- This leaves most vegans with a choice of salads, pizzas, and pasta dishes sans fromage, though there is a small caveat. Traditional Italian pastas are likely to contain egg, but regardless of the pasta’s egg status, pasta isn’t exactly the most nutrient-rich food as it’s usually made with refined white flour. A non-cheese, veggie-loaded pizza is certainly a viable vegan option, though pizza dough is just another form of pasta: more refined carbohydrates.
So how is a healthy vegan traveler supposed to thrive in Italy? Here are a few quick tips:
- If breakfast is included in your accommodation, ask in advance if the kitchen can provide plant-based milk. All of our accommodations were more than happy to provide us with non-GMO soy milk. Most B&B and hotel breakfasts will offer plenty of fresh fruit and if you’re lucky, you might be able to kick off your day with some fresh veggies, too.
- Better yet, consider staying in an accommodation where you’ll have access to a kitchen. Head to the local market, pick up some fresh produce and prepare your meals at home. You’ll have no trouble finding high quality produce at a reasonable price. Just remember that most Italian produce vendors don’t allow customers to handle the fruit; they will pick out and weigh everything for you.
- Restaurants aren’t always so keen on modifying menu items, but you can usually omit meat and cheese. You might get some funny looks about eliminating meat, but omitting cheese seems more commonplace in Italy these days.
- Given the increasing demand for gluten-free foods, many restaurants are starting to offer buckwheat pasta, or pizzoccheri, as it’s called in Italy. While the traditional pizzoccheri dish incorporates swiss chard and boiled potatoes, it’s also layered with Valtellina Casera cheese and ground Grana Padano or Parmigiano Reggiano.
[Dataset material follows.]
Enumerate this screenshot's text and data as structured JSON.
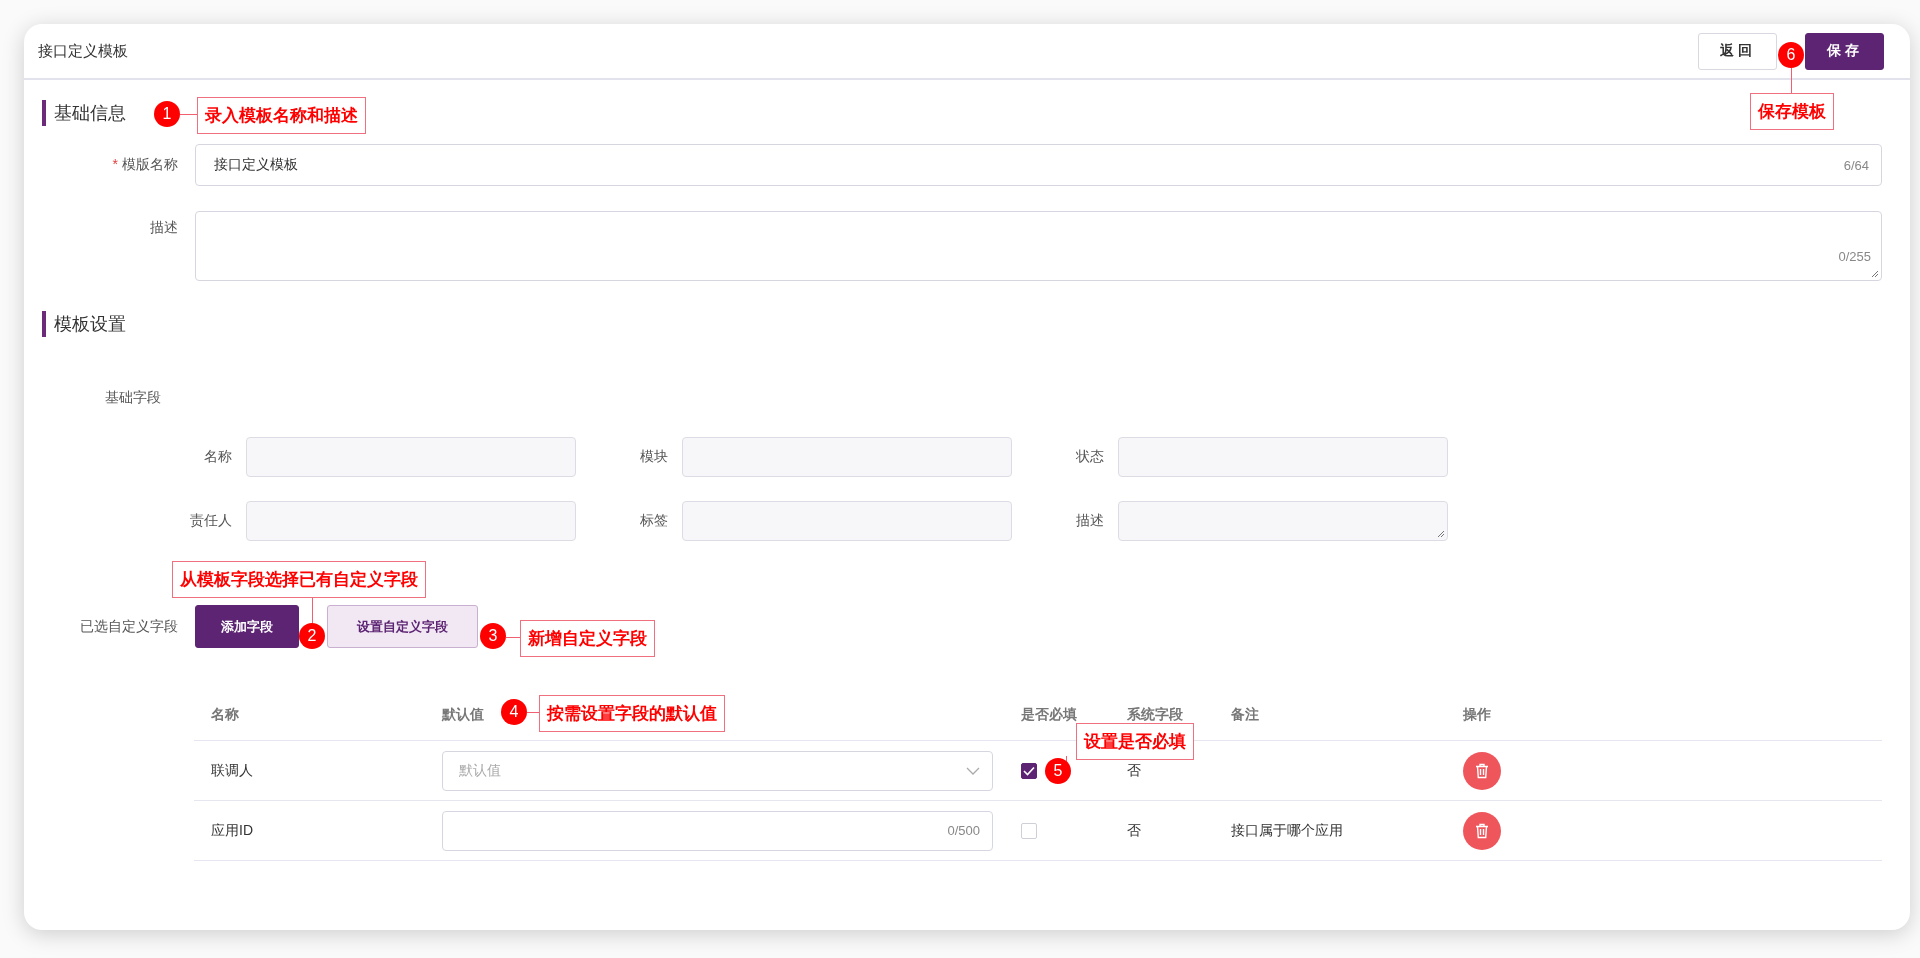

On a few occasions we tried to order this dish without cheese, but the restaurants weren’t able to accommodate our request.
- While you might be looking for more than just a salad, if you’re not finding vegan alternatives on the regular menu, all restaurants will have at the very least a simple mixed salad with fresh greens, corn, shredded carrot, cucumber, cabbage, and sliced tomato. Check out the side dishes and consider supplementing your salad with roasted vegetables, boiled potatoes or steamed spinach.
I’m hopeful that Italian cuisine in actuality consists of more than just heavy pasta dishes, white bread, cheese, seafood, and meat, but I will admit that my experiences in Italy’s restaurants has led me to believe otherwise. Over the next month, we will be traveling throughout Greece, Croatia, Spain and Turkey. I’m looking forward to experiencing first hand how these other countries approach the Mediterranean Diet. I’ll be sure to keep you posted!